__Exercise inputs__:
========================================================================
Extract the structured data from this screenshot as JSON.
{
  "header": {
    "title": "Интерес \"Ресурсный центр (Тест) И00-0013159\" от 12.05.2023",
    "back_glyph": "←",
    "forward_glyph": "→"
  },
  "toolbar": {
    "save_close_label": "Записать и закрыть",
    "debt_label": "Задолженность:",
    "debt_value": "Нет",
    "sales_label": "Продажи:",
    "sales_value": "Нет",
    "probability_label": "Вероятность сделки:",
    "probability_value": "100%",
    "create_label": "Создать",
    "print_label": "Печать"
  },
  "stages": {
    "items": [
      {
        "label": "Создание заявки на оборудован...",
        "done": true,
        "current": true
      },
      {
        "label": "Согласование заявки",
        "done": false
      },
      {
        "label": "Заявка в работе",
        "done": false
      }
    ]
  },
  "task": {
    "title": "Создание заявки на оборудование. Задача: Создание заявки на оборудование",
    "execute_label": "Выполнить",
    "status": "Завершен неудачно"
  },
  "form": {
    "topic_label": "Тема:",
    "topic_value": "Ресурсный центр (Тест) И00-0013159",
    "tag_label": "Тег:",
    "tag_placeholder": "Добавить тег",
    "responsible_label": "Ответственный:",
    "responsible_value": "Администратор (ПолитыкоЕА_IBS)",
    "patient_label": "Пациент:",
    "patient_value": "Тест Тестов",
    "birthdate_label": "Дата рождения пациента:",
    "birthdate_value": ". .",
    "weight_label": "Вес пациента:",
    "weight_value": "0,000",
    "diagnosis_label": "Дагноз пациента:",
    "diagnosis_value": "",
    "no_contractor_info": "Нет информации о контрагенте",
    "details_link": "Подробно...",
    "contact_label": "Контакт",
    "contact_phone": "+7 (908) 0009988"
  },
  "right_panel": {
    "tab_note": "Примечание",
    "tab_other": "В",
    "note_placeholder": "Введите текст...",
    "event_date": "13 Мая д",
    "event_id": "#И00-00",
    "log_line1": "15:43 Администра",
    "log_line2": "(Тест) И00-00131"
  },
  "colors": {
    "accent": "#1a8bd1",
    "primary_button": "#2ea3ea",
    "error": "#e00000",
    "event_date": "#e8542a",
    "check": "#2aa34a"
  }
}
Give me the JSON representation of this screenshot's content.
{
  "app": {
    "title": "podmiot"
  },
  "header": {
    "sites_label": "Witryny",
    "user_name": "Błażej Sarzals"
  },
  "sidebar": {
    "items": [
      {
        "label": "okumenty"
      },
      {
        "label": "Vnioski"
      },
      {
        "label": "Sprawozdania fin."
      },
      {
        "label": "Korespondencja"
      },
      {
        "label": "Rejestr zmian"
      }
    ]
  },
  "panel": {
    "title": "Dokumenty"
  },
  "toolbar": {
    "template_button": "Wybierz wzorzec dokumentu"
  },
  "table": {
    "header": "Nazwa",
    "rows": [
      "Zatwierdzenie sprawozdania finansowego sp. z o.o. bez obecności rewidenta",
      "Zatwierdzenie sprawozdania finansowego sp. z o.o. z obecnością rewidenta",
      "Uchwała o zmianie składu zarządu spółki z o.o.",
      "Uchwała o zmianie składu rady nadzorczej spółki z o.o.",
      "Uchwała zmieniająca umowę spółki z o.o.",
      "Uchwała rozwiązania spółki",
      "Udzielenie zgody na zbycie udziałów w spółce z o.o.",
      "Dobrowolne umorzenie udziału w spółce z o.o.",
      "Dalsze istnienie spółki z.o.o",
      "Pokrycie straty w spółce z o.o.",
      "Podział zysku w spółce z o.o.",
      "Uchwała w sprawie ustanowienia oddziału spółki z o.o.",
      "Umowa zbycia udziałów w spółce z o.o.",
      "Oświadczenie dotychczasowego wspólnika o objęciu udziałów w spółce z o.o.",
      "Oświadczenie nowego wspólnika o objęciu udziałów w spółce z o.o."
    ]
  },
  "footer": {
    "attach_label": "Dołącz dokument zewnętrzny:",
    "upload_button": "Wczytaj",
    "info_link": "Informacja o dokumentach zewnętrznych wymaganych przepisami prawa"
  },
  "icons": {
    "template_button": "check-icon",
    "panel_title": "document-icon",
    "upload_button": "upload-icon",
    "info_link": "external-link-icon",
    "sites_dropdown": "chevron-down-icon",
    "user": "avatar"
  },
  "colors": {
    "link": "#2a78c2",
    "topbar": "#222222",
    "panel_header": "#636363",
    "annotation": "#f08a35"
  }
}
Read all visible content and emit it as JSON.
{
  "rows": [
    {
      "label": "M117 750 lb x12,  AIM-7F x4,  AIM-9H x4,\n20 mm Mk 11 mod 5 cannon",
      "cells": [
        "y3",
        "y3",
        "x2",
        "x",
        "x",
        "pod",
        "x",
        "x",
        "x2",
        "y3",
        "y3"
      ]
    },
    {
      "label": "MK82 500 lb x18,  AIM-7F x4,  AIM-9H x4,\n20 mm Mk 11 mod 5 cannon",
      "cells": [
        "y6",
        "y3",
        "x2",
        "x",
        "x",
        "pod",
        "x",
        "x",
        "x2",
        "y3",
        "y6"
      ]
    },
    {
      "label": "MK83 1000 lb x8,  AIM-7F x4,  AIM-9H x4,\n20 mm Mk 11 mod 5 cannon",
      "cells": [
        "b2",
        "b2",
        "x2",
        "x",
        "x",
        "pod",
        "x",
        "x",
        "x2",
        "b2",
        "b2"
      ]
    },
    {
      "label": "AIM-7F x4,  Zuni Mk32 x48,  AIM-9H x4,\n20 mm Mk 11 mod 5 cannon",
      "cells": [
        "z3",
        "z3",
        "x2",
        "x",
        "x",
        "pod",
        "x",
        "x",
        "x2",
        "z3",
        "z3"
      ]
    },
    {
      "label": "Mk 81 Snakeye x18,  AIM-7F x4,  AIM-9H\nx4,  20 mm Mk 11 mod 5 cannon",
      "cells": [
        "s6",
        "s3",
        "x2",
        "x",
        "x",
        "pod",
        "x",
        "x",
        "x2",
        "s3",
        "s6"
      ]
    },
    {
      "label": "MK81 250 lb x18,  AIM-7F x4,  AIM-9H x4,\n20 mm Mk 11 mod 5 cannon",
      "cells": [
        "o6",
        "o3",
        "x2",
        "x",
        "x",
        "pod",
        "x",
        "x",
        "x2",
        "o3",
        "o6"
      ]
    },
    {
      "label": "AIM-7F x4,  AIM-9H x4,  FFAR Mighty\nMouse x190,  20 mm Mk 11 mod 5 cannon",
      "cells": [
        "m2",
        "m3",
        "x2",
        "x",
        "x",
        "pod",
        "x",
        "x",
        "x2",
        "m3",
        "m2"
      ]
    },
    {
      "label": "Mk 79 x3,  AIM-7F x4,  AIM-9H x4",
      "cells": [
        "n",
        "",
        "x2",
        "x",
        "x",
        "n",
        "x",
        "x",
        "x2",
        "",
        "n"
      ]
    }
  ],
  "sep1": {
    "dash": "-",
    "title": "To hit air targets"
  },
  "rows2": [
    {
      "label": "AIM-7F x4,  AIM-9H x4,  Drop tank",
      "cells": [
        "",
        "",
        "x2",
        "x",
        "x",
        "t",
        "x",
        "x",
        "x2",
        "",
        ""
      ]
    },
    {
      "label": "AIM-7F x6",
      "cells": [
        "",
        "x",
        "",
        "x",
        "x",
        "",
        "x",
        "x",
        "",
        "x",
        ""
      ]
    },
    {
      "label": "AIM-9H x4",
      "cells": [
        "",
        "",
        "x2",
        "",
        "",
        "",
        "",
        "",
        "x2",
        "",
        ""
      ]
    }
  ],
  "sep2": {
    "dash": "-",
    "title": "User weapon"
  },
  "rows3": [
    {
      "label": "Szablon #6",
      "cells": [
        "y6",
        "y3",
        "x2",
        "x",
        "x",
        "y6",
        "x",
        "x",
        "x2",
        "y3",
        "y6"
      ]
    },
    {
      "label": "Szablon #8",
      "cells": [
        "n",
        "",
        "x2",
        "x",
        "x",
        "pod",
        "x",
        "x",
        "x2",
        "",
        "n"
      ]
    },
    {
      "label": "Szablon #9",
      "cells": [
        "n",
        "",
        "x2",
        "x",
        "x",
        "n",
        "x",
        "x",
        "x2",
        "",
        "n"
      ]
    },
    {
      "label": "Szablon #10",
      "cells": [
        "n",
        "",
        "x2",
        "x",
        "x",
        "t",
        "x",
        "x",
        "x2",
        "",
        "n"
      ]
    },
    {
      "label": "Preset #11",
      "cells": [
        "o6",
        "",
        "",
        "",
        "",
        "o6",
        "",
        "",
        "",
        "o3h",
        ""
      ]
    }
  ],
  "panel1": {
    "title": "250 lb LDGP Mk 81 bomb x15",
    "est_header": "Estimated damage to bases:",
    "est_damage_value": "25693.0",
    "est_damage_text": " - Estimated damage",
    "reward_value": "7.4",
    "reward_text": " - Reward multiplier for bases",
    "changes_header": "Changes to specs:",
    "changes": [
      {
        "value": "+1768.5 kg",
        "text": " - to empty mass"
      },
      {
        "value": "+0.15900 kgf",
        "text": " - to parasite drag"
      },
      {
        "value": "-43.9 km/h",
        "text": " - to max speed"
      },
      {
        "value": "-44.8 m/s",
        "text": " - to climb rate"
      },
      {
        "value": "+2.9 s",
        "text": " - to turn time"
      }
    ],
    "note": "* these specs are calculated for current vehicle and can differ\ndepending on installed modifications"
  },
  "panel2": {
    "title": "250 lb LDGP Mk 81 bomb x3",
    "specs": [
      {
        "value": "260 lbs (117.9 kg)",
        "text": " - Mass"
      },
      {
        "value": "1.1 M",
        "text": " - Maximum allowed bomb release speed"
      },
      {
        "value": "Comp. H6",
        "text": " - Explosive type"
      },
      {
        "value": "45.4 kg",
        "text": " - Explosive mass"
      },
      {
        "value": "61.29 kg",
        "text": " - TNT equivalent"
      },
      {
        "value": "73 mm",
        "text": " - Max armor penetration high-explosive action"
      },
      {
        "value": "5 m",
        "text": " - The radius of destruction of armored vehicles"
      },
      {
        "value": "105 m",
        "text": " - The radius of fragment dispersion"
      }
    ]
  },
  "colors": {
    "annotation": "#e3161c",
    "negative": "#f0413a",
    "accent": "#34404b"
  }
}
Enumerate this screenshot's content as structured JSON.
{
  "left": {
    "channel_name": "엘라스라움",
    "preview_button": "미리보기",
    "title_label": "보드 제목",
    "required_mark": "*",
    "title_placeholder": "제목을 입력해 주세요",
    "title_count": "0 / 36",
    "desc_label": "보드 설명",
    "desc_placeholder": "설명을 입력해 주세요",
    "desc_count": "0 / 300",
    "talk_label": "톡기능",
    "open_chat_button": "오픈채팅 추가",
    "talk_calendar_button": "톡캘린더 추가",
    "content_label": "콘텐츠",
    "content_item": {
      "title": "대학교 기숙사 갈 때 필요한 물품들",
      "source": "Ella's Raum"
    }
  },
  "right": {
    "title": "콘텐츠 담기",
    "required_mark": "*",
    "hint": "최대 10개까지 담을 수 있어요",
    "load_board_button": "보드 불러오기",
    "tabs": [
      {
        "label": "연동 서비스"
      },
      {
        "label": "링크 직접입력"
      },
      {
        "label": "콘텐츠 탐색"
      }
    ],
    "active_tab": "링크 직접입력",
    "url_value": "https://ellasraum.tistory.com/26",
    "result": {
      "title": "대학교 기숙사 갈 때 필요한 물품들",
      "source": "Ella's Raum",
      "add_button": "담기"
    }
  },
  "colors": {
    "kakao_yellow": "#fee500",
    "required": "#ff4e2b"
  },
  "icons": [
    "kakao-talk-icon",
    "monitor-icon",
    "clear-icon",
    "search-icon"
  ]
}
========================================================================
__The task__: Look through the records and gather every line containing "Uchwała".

__Exercise result__:
      "Uchwała o zmianie składu zarządu spółki z o.o.",
      "Uchwała o zmianie składu rady nadzorczej spółki z o.o.",
      "Uchwała zmieniająca umowę spółki z o.o.",
      "Uchwała rozwiązania spółki",
      "Uchwała w sprawie ustanowienia oddziału spółki z o.o.",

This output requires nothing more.